One of the council members was almost hostile in online communications. But the team exemplified CCL values and remained friendly and respectful.
Simon reiterates three important things about planning for a municipal resolution:
- Know how many council members there are
- Know how many it takes to pass the resolution
- Establish a relationship with the council members
When it came to crafting the resolution, the Flagstaff chapter researched other CCL municipal resolutions that had passed. They put together pieces of resolutions they liked and tailor-made one for Flagstaff. Newell explains, “We kept ours succinct and high level so people wouldn’t get caught up in the details.”
The team meticulously researched and prepared a tight PowerPoint presentation and rehearsed presenting it. They covered why a carbon fee was important and why Flagstaff—a city in the semi-arid Southwest—should care. They included facts and projections about the local impacts of climate change. The team also showed how CCL’s Carbon Fee and Dividend resolutions and endorsements were approved by a wide range of supporters, including conservative groups and businesses.
Finally, the Flagstaff chapter met with their city council and gave it their all. But the council voted against the resolution three to four. The team knew the council member composition would change with an upcoming election, and they could come back to reintroduce the resolution.
Although disappointed, the team persisted and presented to the council again this year.
The chapter was pleasantly surprised when the lead of a newly formed climate group attended the second meeting to voice support for the resolution. The unexpected show of support was a powerful addition to the Flagstaff chapter’s presence. “Use social media to announce your council meeting, and ask your allies to show up and support you,” Newell suggests. “If they’re concerned about climate, they’ll want to be a hero and help.”
The second try was the charm. After a similar round of one-on-one meetings and a slightly revised CCL presentation, the resolution passed on September 5. “We were so excited! And what was most surprising was that the resolution passed unanimously,” Newell marvels. “One of the values of Citizens’ Climate Lobby is respectful persistence.

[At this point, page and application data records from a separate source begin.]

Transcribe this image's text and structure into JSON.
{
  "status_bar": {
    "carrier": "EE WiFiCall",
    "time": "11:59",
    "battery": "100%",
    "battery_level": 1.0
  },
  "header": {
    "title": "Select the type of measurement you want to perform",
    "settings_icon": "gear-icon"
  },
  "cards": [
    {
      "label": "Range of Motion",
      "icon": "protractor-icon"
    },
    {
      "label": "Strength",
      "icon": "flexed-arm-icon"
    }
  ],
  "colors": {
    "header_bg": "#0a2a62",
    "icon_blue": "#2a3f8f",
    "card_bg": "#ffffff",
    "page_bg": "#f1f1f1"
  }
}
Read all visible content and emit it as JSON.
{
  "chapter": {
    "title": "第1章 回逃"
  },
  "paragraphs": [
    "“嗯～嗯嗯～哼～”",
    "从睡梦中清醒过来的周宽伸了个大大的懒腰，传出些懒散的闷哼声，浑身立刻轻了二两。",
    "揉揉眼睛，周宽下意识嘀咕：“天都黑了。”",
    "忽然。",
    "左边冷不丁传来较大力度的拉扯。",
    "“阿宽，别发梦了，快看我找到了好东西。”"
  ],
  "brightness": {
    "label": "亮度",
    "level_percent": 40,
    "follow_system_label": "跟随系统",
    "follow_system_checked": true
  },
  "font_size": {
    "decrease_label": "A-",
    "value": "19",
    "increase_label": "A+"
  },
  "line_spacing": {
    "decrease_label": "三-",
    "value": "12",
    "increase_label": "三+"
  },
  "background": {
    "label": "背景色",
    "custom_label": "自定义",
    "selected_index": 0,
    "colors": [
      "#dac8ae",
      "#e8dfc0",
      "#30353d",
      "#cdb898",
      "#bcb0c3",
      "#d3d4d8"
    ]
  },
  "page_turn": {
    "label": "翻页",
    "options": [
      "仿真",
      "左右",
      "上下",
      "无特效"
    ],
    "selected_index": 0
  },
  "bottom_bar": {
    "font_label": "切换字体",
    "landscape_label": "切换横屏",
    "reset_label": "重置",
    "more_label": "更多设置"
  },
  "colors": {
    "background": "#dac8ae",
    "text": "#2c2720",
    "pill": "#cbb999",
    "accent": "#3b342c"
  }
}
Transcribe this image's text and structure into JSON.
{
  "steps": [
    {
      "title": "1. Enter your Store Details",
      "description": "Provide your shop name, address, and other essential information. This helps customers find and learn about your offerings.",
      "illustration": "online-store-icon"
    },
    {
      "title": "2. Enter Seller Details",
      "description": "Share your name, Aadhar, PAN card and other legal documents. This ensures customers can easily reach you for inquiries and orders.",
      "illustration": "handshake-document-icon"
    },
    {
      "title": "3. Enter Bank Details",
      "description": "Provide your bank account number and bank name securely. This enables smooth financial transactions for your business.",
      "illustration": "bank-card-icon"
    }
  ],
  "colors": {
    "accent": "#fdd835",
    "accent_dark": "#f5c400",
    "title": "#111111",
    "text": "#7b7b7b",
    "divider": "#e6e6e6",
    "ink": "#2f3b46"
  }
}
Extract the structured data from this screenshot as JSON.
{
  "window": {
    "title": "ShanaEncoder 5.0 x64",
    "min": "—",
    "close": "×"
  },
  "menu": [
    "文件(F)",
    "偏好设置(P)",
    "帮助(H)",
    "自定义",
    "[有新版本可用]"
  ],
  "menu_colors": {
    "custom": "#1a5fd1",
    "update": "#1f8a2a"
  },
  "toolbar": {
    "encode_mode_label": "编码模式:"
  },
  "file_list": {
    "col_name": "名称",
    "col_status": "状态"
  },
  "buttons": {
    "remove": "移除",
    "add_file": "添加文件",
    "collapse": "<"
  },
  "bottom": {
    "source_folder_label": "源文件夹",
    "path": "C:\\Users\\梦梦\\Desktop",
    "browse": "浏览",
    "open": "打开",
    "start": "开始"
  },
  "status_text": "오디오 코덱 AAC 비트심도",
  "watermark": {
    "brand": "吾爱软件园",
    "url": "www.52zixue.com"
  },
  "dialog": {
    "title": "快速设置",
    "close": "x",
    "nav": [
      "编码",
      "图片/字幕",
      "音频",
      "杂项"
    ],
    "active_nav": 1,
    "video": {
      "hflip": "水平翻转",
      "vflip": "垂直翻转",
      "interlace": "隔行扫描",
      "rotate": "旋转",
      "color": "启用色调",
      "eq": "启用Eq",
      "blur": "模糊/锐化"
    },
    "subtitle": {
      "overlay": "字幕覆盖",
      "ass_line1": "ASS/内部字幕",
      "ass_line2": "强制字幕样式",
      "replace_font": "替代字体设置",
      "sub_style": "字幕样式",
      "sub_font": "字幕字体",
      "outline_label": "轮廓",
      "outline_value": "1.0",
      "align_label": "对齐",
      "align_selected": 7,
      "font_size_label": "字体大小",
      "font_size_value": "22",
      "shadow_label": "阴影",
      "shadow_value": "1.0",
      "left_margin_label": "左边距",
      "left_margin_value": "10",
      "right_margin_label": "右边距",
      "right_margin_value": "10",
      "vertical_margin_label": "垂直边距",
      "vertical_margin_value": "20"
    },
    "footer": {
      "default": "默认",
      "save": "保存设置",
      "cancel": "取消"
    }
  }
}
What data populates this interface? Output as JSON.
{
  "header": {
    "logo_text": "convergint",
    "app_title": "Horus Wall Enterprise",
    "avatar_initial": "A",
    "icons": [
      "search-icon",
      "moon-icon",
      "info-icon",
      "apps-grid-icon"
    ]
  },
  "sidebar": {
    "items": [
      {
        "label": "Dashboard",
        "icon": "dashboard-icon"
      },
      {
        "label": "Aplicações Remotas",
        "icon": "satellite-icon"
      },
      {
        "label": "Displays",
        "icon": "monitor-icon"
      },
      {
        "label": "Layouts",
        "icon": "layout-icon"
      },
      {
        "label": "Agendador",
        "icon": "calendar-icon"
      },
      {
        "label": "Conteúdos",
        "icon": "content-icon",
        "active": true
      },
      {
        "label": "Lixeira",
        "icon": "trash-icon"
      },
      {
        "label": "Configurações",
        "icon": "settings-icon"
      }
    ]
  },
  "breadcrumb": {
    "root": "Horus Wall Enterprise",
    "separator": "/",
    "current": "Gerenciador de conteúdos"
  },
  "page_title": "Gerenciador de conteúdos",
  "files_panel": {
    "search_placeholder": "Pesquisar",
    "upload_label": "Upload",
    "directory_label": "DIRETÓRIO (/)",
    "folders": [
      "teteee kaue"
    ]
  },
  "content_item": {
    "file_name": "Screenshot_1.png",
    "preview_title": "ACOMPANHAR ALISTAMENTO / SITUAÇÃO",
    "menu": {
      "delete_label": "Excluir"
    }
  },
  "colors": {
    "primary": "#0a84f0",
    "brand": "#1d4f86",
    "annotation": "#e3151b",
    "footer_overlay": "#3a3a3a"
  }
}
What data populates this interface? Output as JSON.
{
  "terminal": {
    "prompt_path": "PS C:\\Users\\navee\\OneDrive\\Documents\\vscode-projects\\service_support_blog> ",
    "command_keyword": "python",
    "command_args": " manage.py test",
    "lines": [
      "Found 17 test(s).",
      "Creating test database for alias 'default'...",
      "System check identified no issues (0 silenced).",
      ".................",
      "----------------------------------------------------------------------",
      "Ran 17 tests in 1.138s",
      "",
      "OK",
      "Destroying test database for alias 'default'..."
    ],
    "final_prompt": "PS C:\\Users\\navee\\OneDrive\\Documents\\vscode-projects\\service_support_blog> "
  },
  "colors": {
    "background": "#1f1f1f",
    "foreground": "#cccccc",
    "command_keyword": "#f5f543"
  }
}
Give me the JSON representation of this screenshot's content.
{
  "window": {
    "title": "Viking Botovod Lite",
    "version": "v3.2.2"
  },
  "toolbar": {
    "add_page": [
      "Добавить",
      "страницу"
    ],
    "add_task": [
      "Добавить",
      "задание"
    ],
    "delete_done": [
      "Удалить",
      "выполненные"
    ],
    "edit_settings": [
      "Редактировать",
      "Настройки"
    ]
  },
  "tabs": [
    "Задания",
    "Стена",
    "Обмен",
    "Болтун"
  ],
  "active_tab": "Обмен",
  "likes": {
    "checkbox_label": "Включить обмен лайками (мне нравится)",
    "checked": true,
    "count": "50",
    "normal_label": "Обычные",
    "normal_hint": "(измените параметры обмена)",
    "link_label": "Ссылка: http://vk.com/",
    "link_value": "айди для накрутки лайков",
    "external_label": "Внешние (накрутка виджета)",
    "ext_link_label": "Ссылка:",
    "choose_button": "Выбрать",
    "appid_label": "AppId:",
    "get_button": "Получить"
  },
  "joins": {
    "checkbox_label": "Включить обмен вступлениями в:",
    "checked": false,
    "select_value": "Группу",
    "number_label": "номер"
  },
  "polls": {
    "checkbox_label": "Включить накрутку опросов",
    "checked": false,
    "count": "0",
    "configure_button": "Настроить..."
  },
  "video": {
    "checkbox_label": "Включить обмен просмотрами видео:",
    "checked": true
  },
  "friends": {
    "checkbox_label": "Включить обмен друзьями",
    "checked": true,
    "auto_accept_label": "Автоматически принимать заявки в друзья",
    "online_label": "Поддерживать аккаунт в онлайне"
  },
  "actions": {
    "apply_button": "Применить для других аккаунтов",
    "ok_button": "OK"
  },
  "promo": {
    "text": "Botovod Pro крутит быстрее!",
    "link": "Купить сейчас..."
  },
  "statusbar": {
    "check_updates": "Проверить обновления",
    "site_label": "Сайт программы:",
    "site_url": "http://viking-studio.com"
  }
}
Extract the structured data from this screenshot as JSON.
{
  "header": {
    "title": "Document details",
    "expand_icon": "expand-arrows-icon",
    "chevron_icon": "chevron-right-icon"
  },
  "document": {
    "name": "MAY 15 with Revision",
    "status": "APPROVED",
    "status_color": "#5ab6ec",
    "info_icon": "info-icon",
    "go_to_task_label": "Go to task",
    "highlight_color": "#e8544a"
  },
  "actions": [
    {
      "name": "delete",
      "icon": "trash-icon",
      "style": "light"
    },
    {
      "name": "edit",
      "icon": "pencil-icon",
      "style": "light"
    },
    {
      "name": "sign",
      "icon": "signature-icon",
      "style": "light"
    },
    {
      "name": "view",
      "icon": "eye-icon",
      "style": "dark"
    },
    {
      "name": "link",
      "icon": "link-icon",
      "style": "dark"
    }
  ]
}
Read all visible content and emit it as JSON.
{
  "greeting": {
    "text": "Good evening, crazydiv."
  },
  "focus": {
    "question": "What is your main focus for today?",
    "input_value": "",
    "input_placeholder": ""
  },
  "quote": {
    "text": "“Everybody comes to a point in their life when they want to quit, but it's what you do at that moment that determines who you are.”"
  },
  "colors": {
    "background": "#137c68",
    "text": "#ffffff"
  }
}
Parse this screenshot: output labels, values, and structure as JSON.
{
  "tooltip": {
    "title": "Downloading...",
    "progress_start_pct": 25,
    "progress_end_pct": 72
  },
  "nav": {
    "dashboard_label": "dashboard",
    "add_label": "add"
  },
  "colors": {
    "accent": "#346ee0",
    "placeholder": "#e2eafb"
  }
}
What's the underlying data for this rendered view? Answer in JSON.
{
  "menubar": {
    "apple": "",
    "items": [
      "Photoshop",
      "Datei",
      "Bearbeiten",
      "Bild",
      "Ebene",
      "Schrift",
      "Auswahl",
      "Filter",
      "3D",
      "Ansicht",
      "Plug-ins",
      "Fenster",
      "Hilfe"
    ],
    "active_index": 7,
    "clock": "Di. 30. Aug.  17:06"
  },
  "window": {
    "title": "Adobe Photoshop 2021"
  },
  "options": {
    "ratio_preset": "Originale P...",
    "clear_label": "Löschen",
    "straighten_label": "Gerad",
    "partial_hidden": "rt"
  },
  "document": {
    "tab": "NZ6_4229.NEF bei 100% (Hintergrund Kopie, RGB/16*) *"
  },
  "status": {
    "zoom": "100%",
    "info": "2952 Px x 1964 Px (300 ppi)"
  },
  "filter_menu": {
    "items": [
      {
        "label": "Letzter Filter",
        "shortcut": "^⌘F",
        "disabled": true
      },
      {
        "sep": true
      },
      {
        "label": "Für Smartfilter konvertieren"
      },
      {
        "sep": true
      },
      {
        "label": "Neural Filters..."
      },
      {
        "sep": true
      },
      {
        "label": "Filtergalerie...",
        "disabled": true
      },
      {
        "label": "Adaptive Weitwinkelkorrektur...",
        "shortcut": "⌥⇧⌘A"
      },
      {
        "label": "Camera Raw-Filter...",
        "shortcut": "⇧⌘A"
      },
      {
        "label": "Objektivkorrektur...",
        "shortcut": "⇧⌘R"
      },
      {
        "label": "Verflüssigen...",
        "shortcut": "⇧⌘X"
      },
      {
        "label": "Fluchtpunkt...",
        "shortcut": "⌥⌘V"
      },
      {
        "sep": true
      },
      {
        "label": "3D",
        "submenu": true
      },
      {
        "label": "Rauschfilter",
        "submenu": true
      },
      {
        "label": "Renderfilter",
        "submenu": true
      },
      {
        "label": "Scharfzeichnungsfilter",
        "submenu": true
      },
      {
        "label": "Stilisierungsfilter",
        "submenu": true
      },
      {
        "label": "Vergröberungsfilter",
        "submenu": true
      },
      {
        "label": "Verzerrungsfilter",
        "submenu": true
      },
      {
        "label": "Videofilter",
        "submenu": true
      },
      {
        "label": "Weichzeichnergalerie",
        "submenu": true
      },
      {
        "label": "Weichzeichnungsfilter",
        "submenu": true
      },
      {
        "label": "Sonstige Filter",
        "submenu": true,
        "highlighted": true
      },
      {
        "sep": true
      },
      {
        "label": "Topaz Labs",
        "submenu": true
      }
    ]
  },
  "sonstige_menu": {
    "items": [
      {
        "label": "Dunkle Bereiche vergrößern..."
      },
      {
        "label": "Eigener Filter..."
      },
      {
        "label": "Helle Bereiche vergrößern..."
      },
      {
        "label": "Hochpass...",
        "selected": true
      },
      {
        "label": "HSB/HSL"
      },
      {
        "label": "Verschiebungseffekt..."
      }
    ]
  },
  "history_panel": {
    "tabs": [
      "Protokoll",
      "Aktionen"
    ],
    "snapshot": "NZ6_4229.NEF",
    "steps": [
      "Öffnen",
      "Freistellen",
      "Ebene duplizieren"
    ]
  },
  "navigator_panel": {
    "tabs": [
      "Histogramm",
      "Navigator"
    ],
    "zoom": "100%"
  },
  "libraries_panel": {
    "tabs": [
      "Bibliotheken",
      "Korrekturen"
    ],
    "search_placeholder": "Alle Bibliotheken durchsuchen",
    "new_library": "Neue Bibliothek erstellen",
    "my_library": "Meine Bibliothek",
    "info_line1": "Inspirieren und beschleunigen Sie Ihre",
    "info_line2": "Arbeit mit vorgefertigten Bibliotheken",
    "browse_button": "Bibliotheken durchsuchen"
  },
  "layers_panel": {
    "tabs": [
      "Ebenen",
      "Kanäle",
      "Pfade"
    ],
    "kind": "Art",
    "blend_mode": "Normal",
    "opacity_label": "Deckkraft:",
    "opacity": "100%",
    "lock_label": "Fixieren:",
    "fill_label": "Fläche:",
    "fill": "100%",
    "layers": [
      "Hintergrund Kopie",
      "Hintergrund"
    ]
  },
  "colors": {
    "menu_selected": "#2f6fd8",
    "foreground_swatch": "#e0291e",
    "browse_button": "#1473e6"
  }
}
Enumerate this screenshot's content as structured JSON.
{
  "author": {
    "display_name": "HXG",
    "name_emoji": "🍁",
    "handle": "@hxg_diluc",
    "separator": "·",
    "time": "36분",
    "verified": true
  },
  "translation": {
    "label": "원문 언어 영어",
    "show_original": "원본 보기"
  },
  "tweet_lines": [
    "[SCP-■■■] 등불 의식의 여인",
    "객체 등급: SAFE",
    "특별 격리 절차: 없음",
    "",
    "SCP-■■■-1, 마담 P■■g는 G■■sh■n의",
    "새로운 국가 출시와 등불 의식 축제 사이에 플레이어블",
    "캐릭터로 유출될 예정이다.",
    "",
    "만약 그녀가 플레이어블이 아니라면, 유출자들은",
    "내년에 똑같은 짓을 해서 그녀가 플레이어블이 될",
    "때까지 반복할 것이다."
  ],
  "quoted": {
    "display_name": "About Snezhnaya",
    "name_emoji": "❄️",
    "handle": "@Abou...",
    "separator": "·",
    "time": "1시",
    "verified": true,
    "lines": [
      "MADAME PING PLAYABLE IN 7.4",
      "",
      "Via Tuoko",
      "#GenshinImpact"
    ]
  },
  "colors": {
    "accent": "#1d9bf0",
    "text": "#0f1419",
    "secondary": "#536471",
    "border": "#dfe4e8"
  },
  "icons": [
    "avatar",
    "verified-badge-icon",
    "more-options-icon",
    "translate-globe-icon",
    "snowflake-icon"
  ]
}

It pays off. We’re thrilled that Flagstaff is now a leader in Arizona calling for a national carbon price. I’m also personally moved by how committed everyone on the council was to getting to a unanimous vote. They really worked together to get that done.”
Simon emphasizes, “Municipal resolutions are powerful tools for influencing policy at a federal level. Leaders are speaking on behalf of the thousands of people they represent. This can really influence Congress. It’s easier for Congress to enact federal carbon fee and dividend legislation if it has the support of an aggregate of local governments.”
As reported in this Arizona Daily Sun editorial, Flagstaff joins more than 50 other cities, counties and local jurisdictions passing similar resolutions in support of national revenue-neutral carbon fee and dividend legislation. That’s an impressive—and growing—number to report when we lobby Congress in mid-November. Simon is hopeful that, just as the number of CCL supporters has doubled each year, the number of Carbon Fee and Dividend resolutions passed in cities like Flagstaff will double this year.
Flagstaff CCLers are already making sure the resolution gets to Senators John McCain and Jeff Flake and Congressman Tom O’Halleran to urge them to take action in Congress. And the timing couldn’t be better. Senator McCain now says it’s time to figure out some “common-sense solutions” to climate change.
With respectful persistence, perhaps Senator McCain can usher in a wave of support for Carbon Fee and Dividend legislation in the Senate.